Trekking has helped as well. The last trek Brooke took was a 21-day trek in the Peruvian Andes. He’d started out the trek as sick as a dog, he says, suffering from diarrhea and then a very bad cold; then he had to face along with his trek-mates 17,000-foot passes and amazingly steep descents into valleys where they camped, and then further ascents for 21 days, with only one short break in between the first and second halves of the trek. This helped his mental and physical endurance too, he says, and has played a major role in his being able to go through this even more demanding trial happening right now here at South Davis, or to put it another way, this more demanding adventure.
This adventure is different though, even if it is both physically and mentally demanding: it means learning how not to breathe with your head, but allowing your body to do your breathing for you. It must sound amazingly simply to all of you out there; to Brooke, it’s been the hardest thing in the world.

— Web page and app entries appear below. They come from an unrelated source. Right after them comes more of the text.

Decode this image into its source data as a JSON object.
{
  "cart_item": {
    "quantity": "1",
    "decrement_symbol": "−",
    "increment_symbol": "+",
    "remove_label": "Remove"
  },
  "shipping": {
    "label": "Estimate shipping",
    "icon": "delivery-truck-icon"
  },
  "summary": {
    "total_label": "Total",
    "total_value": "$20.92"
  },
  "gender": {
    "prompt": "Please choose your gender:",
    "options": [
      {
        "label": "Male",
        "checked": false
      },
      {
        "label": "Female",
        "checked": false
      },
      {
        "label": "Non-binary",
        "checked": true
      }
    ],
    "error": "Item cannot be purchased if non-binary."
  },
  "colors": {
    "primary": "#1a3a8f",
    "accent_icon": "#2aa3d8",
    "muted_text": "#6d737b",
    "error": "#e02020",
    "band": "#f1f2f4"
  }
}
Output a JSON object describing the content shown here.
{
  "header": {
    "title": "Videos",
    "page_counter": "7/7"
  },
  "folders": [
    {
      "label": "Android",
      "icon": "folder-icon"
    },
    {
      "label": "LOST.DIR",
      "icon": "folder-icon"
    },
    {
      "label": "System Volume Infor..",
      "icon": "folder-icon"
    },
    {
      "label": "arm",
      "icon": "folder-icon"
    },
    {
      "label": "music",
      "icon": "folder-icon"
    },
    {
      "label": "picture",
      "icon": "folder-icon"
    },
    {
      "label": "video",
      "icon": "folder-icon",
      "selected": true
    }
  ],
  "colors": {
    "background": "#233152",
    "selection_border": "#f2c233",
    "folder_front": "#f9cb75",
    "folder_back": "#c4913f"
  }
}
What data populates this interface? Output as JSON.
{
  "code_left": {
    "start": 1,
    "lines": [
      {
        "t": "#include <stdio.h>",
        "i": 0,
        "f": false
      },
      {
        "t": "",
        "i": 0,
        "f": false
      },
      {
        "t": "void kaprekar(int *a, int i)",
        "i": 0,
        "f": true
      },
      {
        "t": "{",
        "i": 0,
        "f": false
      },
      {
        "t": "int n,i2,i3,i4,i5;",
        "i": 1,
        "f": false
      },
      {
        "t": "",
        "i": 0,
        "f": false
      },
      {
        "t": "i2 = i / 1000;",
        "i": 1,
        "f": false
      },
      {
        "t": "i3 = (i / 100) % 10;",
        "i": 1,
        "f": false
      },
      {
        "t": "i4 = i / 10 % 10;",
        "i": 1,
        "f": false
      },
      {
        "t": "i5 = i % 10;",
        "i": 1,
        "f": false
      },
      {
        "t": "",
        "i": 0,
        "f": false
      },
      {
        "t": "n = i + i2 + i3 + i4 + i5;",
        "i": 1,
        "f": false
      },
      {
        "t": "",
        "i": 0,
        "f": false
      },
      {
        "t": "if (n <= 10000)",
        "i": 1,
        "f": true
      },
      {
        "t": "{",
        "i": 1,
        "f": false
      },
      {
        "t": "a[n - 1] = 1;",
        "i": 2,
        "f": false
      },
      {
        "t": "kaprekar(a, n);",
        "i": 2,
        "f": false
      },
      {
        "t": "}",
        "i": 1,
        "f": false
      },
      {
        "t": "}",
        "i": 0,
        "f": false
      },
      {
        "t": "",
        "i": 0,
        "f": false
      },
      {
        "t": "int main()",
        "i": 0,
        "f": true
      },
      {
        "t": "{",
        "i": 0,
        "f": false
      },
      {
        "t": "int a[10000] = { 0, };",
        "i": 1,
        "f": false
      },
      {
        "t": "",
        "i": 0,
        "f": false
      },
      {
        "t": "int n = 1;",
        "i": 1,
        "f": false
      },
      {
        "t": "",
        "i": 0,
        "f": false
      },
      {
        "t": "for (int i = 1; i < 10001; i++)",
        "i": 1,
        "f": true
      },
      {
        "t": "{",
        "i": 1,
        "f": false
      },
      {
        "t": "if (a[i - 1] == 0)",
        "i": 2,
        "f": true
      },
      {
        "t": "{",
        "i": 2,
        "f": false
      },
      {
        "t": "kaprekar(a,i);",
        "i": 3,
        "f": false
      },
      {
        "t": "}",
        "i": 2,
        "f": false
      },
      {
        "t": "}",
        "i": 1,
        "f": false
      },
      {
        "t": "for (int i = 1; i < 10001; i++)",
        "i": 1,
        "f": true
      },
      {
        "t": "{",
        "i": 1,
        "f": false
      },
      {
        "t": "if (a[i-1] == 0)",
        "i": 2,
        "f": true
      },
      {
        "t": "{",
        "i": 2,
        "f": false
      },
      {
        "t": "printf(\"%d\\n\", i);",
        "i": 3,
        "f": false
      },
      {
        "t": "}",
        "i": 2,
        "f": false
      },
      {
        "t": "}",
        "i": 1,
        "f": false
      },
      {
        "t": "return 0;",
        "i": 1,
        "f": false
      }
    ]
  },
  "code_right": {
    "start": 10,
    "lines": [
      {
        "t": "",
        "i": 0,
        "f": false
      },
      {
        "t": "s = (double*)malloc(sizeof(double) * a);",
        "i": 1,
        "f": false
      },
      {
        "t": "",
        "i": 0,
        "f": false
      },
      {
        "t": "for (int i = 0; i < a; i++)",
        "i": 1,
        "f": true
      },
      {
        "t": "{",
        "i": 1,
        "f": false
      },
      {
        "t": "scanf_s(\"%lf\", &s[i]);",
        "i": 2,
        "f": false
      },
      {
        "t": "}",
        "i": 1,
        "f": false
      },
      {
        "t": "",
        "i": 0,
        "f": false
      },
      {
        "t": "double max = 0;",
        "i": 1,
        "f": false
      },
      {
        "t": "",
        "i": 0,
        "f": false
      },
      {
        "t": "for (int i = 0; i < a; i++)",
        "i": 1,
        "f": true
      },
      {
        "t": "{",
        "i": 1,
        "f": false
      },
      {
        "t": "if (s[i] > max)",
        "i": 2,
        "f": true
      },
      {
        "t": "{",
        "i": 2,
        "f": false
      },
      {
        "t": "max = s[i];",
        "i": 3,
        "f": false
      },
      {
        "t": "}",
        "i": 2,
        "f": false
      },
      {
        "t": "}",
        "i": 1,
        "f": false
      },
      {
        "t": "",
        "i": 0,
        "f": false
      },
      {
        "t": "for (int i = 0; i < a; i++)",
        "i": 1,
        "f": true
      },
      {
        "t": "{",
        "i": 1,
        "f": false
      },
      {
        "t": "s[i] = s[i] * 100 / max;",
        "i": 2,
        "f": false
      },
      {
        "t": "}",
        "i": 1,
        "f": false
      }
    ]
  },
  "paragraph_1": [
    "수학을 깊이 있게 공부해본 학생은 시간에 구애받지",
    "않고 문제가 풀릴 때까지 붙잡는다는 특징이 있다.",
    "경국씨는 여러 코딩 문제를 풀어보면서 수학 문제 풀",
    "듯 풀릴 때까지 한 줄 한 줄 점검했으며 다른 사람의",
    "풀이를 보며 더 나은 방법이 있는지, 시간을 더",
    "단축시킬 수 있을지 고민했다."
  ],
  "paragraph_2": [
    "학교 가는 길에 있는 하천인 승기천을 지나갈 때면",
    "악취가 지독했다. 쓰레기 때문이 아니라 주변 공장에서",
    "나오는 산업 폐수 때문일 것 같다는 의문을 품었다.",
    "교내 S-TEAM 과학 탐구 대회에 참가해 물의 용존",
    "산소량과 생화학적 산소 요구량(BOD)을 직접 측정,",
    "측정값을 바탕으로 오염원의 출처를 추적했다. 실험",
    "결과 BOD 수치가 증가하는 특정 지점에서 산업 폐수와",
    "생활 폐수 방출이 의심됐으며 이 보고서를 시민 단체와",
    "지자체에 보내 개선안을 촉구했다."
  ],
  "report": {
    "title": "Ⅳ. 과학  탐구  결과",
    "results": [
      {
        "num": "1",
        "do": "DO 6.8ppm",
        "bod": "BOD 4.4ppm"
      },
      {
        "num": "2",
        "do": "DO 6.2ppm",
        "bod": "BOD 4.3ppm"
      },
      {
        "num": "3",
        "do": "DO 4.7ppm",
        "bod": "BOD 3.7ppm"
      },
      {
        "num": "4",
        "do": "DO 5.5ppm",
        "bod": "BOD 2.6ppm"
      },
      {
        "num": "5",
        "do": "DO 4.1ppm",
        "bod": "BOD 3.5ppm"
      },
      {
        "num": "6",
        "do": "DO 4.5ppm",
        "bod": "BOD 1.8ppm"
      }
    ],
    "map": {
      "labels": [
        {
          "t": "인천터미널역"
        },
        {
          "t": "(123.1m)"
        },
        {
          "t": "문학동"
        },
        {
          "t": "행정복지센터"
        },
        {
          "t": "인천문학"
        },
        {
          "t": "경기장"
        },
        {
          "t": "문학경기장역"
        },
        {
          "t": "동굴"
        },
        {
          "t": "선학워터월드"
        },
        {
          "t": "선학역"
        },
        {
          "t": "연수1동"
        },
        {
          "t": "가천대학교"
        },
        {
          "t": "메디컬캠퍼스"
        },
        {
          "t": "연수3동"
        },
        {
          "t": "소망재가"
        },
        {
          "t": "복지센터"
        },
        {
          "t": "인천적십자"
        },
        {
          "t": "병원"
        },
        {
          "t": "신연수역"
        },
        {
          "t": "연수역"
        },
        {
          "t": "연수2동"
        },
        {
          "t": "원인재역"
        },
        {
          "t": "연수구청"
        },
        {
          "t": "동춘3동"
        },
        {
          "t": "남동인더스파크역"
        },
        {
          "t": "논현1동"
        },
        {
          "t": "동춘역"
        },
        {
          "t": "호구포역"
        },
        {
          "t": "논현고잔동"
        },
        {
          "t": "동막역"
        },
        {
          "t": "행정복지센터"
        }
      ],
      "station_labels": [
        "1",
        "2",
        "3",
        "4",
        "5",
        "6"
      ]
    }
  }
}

Last night, in a moment of discouragement Brooke said, “Maybe I’m too old for this.” Today the same, very experienced respiratory therapist who was there last night says that when she heard this, she knew a breakthrough was just about to occur—awesome, she said, that’s always the way it is. Perhaps she knows that plateaus are only temporary; to us, they’re all too real.